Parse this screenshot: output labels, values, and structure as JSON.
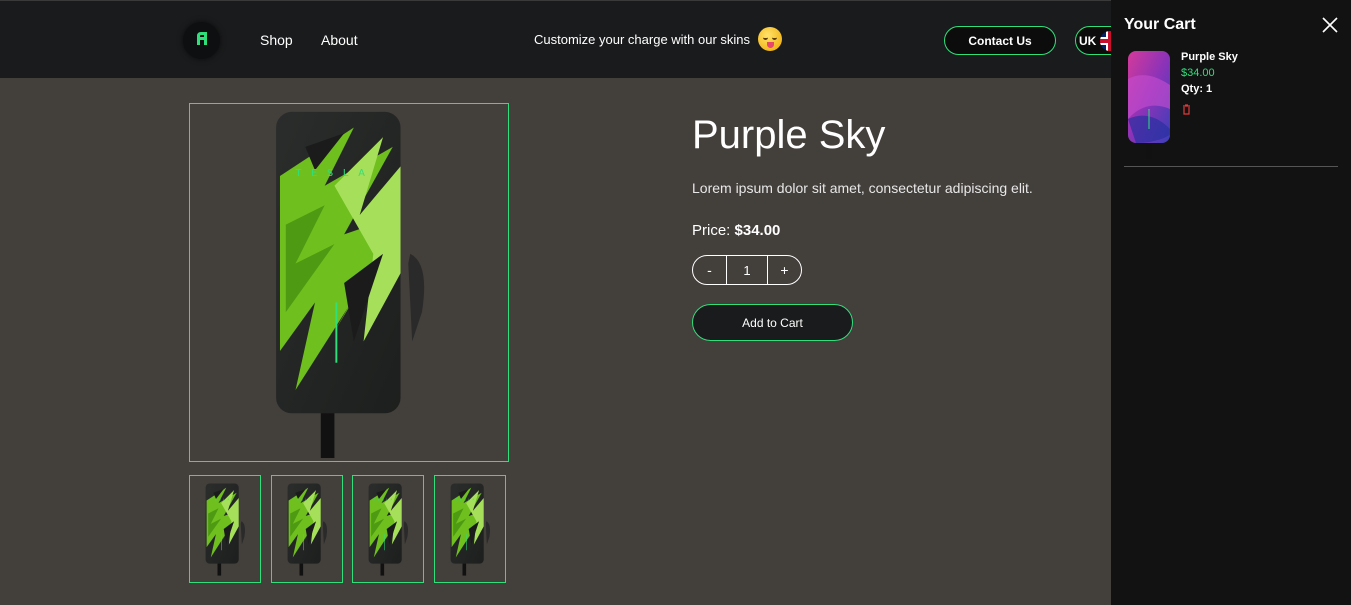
{
  "header": {
    "logo_icon": "charger-logo-icon",
    "nav": [
      {
        "label": "Shop"
      },
      {
        "label": "About"
      }
    ],
    "promo_text": "Customize your charge with our skins",
    "promo_icon": "tongue-out-emoji-icon",
    "contact_label": "Contact Us",
    "language_label": "UK",
    "language_icon": "uk-flag-icon"
  },
  "product": {
    "title": "Purple Sky",
    "description": "Lorem ipsum dolor sit amet, consectetur adipiscing elit.",
    "price_label": "Price:",
    "price": "$34.00",
    "quantity": {
      "minus": "-",
      "value": "1",
      "plus": "+"
    },
    "add_to_cart_label": "Add to Cart",
    "image": "green-lightning-wall-charger-skin",
    "thumbnail_count": 4
  },
  "cart": {
    "title": "Your Cart",
    "close_icon": "close-icon",
    "items": [
      {
        "name": "Purple Sky",
        "price": "$34.00",
        "qty": "Qty: 1",
        "image": "purple-wall-charger-skin",
        "remove_icon": "trash-icon"
      }
    ]
  },
  "colors": {
    "accent": "#2fe07a",
    "header_bg": "#1a1b1c",
    "page_bg": "#433f3b",
    "cart_bg": "#121212",
    "danger": "#e23a3a"
  }
}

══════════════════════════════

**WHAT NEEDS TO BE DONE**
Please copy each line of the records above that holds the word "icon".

**OUTPUT**
    "logo_icon": "charger-logo-icon",
    "promo_icon": "tongue-out-emoji-icon",
    "language_icon": "uk-flag-icon"
    "close_icon": "close-icon",
        "remove_icon": "trash-icon"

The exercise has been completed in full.